"One of the nice things about this funny and ferociously smart movie is that it is not only about the '60s...No joke or gesture is forced in these performances. The eight star actors deserve one big Oscar®. There is another invisible presence in The Big Chill: that of filmmaker Lawrence Kasdan...The Big Chill marks another sure step forward for Kasdan. This is a movie that can extend outside the confines of movie genres, with characters whose lives seep outside the screen frame, who persuade the viewer to care about their pasts and futures." -- Time magazine
"Anyone who believes himself to have been a revolutionary or a deeply committed radical during his student-demonstration days in the late sixties is likely to find The Big Chill, which opened the recent New York Film Festival, despicable. And if the advance publicity for the film has led you to expect a serious, 'personal' movie about how the late-sixties campus activists have adjusted to becoming the kind of people they used to insult, you may find it pretty offensive. It's no more than an amiable, slick comedy with some very well-directed repartee and skillful performances. It's over-controlled, it's shallow, it's a series of contrivances. But there are pleasures to be had from this kind of wisecracking contemporary movie that you can't get from anything else." -- The New Yorker
"The Big Chill is a splendid technical exercise. It has all the right moves. It knows all the right words. Its characters have all the right clothes, expressions, fears, lusts and ambitions. But there's no payoff and it doesn't lead anywhere. I thought at first that was a weakness of the movie. There also is the possibility that it's the movie's message." -- Roger Ebert
"Though it's intelligent, quick-witted and slickly produced, there's no escaping the ponderous philosophizing that keeps spoiling the fun...Sadly, Kasdan sets forth these characters with a patronizing patness. Alex, who is never seen, becomes the most interesting by default. He represents the spirit of the '60s, as does the superb soundtrack...that Kasdan uses like an open faucet of nostalgia." -- People magazine

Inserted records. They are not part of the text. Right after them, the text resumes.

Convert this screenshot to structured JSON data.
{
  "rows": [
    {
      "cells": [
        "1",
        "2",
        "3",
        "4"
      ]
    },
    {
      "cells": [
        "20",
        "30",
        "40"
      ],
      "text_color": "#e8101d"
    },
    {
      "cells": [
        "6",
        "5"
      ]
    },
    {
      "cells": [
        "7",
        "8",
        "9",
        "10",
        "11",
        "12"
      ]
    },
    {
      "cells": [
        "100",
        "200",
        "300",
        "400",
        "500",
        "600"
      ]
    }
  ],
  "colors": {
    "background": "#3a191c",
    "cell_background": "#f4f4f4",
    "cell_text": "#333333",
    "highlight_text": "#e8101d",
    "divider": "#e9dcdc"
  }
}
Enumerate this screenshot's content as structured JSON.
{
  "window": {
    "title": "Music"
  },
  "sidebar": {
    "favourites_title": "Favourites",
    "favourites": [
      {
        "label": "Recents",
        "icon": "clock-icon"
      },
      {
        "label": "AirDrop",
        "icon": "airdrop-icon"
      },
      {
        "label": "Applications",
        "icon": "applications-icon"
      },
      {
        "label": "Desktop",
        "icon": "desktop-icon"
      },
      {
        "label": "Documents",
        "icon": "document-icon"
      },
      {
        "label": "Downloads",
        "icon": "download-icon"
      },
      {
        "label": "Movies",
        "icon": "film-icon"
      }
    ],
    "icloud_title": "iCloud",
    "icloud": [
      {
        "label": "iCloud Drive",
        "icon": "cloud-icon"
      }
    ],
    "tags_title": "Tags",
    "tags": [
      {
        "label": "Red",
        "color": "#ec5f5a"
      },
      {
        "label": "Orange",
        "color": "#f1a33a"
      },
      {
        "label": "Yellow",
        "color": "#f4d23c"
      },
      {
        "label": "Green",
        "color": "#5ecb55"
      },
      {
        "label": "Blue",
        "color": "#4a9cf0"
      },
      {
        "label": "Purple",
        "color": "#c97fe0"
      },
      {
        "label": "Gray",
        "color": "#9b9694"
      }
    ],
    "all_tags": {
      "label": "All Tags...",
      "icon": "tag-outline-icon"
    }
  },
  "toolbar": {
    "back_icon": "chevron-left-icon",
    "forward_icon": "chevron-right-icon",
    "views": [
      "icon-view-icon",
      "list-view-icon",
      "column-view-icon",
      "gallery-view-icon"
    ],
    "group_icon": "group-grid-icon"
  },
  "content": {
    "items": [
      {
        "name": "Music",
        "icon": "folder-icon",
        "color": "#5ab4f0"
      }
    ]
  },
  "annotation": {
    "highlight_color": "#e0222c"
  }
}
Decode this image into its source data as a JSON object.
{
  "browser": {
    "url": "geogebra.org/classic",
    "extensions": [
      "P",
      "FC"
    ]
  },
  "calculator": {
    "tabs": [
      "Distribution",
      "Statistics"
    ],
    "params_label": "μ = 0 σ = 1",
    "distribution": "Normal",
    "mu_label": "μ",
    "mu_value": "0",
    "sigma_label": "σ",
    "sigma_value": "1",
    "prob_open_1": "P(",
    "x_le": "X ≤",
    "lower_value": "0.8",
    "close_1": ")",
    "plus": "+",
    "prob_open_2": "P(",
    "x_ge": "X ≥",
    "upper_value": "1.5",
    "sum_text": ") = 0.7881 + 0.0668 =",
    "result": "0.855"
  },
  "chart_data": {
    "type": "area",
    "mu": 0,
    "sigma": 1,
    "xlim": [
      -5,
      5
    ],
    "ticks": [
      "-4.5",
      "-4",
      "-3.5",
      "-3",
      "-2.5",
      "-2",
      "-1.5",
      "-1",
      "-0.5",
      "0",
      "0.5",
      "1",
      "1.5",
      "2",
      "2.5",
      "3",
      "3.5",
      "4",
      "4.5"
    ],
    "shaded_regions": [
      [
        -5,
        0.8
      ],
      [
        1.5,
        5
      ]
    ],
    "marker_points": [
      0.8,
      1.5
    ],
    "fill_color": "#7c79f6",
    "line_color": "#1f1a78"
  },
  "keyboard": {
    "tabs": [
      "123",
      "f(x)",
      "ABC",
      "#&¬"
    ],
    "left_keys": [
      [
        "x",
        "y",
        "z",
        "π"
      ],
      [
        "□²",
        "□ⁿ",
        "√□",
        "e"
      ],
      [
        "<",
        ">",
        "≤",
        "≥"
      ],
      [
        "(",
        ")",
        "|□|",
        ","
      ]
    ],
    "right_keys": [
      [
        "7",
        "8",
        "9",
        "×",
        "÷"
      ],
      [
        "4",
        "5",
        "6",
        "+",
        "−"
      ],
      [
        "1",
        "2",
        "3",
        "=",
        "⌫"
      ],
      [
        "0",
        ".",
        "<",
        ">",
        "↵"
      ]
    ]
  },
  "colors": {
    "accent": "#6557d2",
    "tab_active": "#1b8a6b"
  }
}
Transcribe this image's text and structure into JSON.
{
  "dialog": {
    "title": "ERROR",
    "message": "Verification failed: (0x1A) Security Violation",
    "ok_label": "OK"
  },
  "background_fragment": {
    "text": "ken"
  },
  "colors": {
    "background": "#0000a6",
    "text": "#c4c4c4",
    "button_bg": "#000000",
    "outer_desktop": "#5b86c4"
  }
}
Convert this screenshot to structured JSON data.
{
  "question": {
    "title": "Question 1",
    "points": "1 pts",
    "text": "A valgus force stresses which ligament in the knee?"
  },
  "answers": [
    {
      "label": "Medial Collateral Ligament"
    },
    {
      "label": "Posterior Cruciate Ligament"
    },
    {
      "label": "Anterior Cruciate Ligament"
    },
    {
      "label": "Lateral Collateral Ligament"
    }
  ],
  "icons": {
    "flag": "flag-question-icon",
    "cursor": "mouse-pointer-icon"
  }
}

"Entertaining, surface-level look at a group of former college-radical friends who've dropped back into Society. Wonderful acting ensemble, irresistible soundtrack of 60s hits help camouflage weaknesses of script--which bears more than passing resemblance to John Sayles' Return of the Secaucus Seven." -- Leonard Maltin, Movie and Video Guide
AWARDS AND HONORS
The Big Chill was nominated for three Academy Awards including Best Picture, Best Supporting Actress (Glenn Close), and Best Original Screenplay (Lawrence Kasdan and Barbara Benedek).
The original screenplay for The Big Chill was nominated for a BAFTA Film Award.
Lawrence Kasdan was nominated for a DGA (Directors Guild of America) Award for "Outstanding Directorial Achievement in Motion Pictures" for his work on The Big Chill.
The Big Chill received two Golden Globe Award nominations for Best Motion Picture Comedy/Musical and Best Screenplay.
The script for The Big Chill came in second place in the Los Angeles Film Critics Association Awards for Best Screenplay.
The National Board of Review named The Big Chill one of the Top Ten Films of 1983.
The Big Chill won the People's Choice Award at the Toronto International Film Festival in 1983.
Lawrence Kasdan and Barbara Benedek won the WGA (Writers Guild of America) Award for Best Comedy Written Directly for the Screen.
Compiled by Andrea Passafiume